== How to complete this task ==
Please tally the lines in the records that include the word "contrat" and answer with the bare number.

Component data from apps and pages:

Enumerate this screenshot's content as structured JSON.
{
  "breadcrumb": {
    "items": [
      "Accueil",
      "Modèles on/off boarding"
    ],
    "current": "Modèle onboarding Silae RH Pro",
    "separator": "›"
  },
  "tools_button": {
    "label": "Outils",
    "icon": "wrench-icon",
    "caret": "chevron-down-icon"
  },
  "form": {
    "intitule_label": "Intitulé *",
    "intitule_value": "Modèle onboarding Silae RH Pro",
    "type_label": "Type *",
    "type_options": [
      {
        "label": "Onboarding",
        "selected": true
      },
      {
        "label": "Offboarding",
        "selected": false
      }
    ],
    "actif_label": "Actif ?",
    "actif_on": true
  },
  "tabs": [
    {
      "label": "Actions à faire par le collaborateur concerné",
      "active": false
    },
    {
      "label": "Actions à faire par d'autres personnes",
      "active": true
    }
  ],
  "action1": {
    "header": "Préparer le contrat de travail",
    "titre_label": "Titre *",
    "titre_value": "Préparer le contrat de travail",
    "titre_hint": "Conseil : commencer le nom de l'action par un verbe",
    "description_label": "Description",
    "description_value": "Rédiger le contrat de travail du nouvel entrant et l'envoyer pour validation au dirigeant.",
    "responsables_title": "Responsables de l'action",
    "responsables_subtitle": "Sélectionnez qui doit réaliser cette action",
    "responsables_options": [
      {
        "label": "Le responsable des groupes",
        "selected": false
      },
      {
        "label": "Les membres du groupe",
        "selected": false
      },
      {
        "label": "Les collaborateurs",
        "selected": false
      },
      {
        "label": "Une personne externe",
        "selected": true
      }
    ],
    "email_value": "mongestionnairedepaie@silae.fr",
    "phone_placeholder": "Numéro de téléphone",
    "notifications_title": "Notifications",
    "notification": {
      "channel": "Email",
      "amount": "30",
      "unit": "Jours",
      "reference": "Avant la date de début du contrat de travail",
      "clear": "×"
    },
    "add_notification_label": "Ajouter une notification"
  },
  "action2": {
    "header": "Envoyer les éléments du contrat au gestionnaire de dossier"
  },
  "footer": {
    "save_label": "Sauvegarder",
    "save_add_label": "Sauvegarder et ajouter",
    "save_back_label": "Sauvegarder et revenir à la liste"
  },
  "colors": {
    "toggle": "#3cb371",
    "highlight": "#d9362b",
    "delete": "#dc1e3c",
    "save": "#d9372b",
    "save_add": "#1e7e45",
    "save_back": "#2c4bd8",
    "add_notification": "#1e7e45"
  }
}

== Solved exercise ==
5